The problem:
Set down the data below once more, precisely as it reads.

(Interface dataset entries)

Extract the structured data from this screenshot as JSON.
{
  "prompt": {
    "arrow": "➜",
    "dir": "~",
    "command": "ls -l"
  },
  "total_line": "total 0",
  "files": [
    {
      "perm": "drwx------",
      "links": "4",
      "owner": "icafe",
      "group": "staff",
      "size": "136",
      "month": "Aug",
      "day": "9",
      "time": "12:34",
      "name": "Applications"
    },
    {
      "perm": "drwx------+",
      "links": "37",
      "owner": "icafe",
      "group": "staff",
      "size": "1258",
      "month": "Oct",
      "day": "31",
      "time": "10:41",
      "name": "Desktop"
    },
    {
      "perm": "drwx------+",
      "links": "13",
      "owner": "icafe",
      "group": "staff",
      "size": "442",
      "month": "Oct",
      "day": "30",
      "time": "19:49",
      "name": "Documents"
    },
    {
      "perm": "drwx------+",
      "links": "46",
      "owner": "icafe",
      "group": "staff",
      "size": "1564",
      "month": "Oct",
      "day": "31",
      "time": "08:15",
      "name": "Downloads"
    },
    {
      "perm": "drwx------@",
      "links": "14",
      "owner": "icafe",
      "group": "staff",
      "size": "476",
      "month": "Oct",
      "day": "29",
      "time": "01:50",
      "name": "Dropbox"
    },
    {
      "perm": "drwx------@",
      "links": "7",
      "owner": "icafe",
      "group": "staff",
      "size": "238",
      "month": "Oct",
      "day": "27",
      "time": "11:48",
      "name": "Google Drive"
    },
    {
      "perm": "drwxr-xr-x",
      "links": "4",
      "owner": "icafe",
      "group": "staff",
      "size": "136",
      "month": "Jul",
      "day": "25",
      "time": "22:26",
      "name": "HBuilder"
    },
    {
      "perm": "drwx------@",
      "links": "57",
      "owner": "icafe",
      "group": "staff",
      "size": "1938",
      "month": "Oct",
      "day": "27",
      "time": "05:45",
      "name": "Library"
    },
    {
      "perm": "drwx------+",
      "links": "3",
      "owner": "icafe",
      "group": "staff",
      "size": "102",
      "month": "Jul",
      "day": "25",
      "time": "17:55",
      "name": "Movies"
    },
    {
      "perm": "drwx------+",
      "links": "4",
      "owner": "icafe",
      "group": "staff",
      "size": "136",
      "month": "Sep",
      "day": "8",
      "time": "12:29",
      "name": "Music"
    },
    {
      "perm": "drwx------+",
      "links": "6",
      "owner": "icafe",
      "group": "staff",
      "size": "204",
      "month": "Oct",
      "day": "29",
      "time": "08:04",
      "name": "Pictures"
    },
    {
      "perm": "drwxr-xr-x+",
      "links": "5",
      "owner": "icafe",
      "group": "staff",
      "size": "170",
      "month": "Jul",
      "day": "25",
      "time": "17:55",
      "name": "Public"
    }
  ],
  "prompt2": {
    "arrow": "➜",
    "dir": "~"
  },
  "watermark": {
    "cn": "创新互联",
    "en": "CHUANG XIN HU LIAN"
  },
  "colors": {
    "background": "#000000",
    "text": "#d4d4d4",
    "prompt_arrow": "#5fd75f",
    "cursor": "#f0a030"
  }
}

Solution to this task:
Extract the structured data from this screenshot as JSON.
{
  "prompt": {
    "arrow": "➜",
    "dir": "~",
    "command": "ls -l"
  },
  "total_line": "total 0",
  "files": [
    {
      "perm": "drwx------",
      "links": "4",
      "owner": "icafe",
      "group": "staff",
      "size": "136",
      "month": "Aug",
      "day": "9",
      "time": "12:34",
      "name": "Applications"
    },
    {
      "perm": "drwx------+",
      "links": "37",
      "owner": "icafe",
      "group": "staff",
      "size": "1258",
      "month": "Oct",
      "day": "31",
      "time": "10:41",
      "name": "Desktop"
    },
    {
      "perm": "drwx------+",
      "links": "13",
      "owner": "icafe",
      "group": "staff",
      "size": "442",
      "month": "Oct",
      "day": "30",
      "time": "19:49",
      "name": "Documents"
    },
    {
      "perm": "drwx------+",
      "links": "46",
      "owner": "icafe",
      "group": "staff",
      "size": "1564",
      "month": "Oct",
      "day": "31",
      "time": "08:15",
      "name": "Downloads"
    },
    {
      "perm": "drwx------@",
      "links": "14",
      "owner": "icafe",
      "group": "staff",
      "size": "476",
      "month": "Oct",
      "day": "29",
      "time": "01:50",
      "name": "Dropbox"
    },
    {
      "perm": "drwx------@",
      "links": "7",
      "owner": "icafe",
      "group": "staff",
      "size": "238",
      "month": "Oct",
      "day": "27",
      "time": "11:48",
      "name": "Google Drive"
    },
    {
      "perm": "drwxr-xr-x",
      "links": "4",
      "owner": "icafe",
      "group": "staff",
      "size": "136",
      "month": "Jul",
      "day": "25",
      "time": "22:26",
      "name": "HBuilder"
    },
    {
      "perm": "drwx------@",
      "links": "57",
      "owner": "icafe",
      "group": "staff",
      "size": "1938",
      "month": "Oct",
      "day": "27",
      "time": "05:45",
      "name": "Library"
    },
    {
      "perm": "drwx------+",
      "links": "3",
      "owner": "icafe",
      "group": "staff",
      "size": "102",
      "month": "Jul",
      "day": "25",
      "time": "17:55",
      "name": "Movies"
    },
    {
      "perm": "drwx------+",
      "links": "4",
      "owner": "icafe",
      "group": "staff",
      "size": "136",
      "month": "Sep",
      "day": "8",
      "time": "12:29",
      "name": "Music"
    },
    {
      "perm": "drwx------+",
      "links": "6",
      "owner": "icafe",
      "group": "staff",
      "size": "204",
      "month": "Oct",
      "day": "29",
      "time": "08:04",
      "name": "Pictures"
    },
    {
      "perm": "drwxr-xr-x+",
      "links": "5",
      "owner": "icafe",
      "group": "staff",
      "size": "170",
      "month": "Jul",
      "day": "25",
      "time": "17:55",
      "name": "Public"
    }
  ],
  "prompt2": {
    "arrow": "➜",
    "dir": "~"
  },
  "watermark": {
    "cn": "创新互联",
    "en": "CHUANG XIN HU LIAN"
  },
  "colors": {
    "background": "#000000",
    "text": "#d4d4d4",
    "prompt_arrow": "#5fd75f",
    "cursor": "#f0a030"
  }
}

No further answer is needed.